### Task statement
Select, from the data, each line where "JSON" occurs.

(Records from a collection)
────
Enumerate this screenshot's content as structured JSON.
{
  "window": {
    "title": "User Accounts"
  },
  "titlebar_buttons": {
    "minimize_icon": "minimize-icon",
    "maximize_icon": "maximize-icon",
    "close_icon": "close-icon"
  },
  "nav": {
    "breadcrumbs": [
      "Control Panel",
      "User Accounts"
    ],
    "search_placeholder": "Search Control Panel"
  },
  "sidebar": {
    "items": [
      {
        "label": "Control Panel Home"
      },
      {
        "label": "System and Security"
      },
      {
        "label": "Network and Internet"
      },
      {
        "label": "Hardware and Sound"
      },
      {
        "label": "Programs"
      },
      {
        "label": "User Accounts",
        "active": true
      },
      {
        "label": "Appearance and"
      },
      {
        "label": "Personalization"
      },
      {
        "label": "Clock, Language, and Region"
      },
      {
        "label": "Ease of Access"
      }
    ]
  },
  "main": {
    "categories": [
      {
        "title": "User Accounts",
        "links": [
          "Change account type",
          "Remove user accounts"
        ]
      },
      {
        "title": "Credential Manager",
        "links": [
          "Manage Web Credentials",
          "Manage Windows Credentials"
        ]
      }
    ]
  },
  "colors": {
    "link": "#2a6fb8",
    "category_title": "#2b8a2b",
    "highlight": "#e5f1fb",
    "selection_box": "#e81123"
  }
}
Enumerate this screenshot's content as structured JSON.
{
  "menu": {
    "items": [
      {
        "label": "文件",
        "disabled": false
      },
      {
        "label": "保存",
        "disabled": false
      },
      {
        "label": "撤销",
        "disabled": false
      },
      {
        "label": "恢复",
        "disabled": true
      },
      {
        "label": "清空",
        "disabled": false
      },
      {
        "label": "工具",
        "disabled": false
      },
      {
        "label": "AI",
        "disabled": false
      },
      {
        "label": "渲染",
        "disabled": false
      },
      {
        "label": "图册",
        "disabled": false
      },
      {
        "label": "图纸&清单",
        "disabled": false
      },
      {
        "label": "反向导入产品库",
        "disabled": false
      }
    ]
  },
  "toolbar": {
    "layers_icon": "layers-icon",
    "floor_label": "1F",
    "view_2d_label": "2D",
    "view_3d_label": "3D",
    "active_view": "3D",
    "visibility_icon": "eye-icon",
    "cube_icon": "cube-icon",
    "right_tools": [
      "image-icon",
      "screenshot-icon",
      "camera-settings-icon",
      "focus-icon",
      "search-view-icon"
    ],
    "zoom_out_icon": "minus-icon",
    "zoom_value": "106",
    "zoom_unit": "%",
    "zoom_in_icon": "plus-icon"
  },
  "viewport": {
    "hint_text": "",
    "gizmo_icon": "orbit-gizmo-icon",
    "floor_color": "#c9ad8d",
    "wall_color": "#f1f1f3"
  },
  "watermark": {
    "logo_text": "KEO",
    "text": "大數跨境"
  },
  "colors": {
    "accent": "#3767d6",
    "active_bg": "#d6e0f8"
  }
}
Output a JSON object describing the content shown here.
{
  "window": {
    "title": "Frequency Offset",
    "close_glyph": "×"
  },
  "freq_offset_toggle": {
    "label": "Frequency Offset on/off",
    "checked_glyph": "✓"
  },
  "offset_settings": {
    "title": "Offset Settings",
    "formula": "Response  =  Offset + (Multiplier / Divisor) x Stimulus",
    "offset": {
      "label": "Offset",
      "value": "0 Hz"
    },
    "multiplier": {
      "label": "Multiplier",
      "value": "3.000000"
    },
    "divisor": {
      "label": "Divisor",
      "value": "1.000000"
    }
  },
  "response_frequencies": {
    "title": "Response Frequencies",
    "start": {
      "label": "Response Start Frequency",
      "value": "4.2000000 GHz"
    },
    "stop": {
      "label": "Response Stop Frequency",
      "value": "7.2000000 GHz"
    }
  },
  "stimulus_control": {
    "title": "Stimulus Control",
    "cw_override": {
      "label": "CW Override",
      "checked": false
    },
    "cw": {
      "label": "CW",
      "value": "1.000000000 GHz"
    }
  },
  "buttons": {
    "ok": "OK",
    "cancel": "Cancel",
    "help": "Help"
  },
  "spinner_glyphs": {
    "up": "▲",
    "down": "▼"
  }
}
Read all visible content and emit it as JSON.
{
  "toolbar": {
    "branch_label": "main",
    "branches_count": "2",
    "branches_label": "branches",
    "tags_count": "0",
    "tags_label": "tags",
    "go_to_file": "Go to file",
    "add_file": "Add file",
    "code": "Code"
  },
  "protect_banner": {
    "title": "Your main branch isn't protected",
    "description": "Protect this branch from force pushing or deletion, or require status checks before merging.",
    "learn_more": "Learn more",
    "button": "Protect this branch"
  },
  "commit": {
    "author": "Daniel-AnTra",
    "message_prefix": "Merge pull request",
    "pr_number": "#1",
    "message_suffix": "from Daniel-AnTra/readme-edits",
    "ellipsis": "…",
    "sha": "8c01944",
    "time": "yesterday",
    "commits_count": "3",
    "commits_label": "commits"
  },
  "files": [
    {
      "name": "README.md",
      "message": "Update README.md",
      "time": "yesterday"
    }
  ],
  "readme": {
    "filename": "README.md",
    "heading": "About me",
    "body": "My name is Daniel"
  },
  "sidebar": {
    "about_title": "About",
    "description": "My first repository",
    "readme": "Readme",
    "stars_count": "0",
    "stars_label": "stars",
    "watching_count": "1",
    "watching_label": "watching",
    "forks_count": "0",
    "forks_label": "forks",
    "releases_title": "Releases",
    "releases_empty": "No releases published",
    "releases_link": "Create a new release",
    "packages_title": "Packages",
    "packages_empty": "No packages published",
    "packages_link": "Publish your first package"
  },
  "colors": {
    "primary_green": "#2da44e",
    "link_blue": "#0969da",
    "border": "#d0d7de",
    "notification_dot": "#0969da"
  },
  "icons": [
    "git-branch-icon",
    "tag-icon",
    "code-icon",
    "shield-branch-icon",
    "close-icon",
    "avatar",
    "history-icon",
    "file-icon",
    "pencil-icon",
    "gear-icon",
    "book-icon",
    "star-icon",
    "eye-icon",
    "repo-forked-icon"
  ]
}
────
### Exercise response
Enumerate this screenshot's content as structured JSON.
Enumerate this screenshot's content as structured JSON.
Output a JSON object describing the content shown here.
Read all visible content and emit it as JSON.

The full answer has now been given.